Poker is a game where players place bets based on their cards and the strength of their hand. The outcome of any given hand depends largely on chance, but the players choose their actions based on game theory, probability, and psychology. The game can be played for money or in tournaments.

There are many different types of poker games, each with its own rules and strategies. The game can be learned fairly quickly, but it takes a lot of practice to become a good player. Regardless of the type of poker you play, there are some basic principles that every good player should know.

The first step in learning poker is to learn the rules of the game. There are many books and websites that can teach you the fundamentals of poker, but it is important to understand how the game works before playing for real money. It also helps to understand the difference between cash and tournament poker. Once you have a firm understanding of the rules and how to play the game, it is time to start learning about the different game variants.

Depending on the game, one or more players are required to place an initial amount of money into the pot before the cards are dealt. This is called a forced bet and comes in the form of an ante, a blind bet, or a bring-in bet. Once the forced bets have been placed, the dealer shuffles the cards and deals them to each player in turn, starting with the person to their left. Depending on the game, some of the cards may be dealt face up and others face down.

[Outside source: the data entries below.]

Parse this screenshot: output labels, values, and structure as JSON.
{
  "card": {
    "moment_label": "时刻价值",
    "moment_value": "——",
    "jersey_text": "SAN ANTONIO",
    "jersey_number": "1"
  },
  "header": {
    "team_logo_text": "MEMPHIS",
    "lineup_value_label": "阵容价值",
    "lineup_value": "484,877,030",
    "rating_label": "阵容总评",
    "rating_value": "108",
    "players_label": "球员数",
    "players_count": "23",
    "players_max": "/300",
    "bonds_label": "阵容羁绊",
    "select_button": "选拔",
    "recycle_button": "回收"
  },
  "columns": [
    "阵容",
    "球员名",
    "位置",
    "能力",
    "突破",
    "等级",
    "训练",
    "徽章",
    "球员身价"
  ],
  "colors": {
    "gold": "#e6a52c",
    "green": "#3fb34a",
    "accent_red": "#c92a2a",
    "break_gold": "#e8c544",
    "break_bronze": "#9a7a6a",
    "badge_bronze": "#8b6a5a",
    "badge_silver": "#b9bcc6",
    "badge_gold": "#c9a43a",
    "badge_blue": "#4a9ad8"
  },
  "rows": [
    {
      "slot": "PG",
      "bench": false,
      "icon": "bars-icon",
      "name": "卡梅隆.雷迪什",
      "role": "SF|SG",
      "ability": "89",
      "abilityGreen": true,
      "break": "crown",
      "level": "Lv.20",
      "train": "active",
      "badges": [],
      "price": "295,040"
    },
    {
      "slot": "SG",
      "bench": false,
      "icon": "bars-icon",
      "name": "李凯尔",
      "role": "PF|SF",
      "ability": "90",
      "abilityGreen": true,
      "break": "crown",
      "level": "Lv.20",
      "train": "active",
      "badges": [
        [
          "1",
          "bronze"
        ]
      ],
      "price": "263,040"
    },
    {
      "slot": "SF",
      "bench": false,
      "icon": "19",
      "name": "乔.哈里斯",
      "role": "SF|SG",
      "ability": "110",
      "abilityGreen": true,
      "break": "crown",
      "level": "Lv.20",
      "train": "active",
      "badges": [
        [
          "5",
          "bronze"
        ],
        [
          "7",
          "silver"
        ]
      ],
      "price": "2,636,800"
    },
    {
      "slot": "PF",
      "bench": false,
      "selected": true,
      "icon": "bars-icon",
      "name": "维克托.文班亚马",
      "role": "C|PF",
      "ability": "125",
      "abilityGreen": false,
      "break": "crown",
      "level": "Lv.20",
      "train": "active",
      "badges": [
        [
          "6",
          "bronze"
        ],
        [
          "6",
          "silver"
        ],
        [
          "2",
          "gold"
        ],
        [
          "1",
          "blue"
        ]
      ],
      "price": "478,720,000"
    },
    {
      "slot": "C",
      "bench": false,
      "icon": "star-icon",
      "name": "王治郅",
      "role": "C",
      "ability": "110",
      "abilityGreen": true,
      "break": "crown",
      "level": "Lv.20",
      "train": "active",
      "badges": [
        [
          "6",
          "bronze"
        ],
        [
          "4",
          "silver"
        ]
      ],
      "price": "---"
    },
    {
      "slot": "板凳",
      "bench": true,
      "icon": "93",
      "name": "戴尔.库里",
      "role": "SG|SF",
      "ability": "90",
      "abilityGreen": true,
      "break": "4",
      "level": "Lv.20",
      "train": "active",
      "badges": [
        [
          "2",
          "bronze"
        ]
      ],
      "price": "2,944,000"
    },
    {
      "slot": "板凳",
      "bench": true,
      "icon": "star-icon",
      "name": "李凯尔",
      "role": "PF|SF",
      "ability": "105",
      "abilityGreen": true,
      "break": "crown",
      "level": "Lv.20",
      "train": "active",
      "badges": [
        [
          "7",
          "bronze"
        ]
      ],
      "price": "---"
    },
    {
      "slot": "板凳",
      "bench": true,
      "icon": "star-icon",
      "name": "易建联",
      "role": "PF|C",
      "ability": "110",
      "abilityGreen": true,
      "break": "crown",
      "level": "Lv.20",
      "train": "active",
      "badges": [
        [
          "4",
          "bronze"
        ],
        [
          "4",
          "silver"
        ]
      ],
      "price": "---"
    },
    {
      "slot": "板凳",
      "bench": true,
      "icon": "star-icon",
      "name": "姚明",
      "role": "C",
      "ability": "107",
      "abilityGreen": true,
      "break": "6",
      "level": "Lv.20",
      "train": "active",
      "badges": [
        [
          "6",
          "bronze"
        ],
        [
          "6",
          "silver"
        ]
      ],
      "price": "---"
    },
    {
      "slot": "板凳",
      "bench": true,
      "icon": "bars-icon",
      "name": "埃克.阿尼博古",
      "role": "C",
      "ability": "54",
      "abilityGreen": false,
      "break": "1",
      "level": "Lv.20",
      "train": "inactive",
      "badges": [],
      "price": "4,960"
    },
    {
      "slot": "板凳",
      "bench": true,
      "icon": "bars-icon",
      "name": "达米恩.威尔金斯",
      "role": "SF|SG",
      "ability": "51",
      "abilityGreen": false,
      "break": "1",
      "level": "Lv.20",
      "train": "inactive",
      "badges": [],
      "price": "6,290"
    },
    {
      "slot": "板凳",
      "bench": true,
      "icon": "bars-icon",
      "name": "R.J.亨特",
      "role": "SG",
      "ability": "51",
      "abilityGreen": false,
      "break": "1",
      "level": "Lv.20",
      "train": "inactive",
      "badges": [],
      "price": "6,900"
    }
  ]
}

After the initial deal, the first of many betting rounds begins. Each player has two personal cards and five community cards that they can use to make a poker hand. Once the initial betting round is complete, the dealer will deal three additional cards face up on the table that everyone can use, called the flop.

At this point, the players can raise their bets, call them, or fold. A raise means that you want to put more money into the pot than the other player. This is known as raising the bet and can be used to try to bluff other players or to defend your hand against a bad beat.

It is essential to think about your opponent’s ranges when evaluating the strength of your hand. Beginners often think about a single hand and how their opponent might play it, but this approach can be very costly in the long run. It is much more profitable to evaluate the range of hands that your opponent might have and to adjust your strategy accordingly. In poker, as in life, you must weigh your risks and rewards to achieve success. A good poker player knows that a small amount of risk can yield a large reward, while taking no risk at all will lead to failure.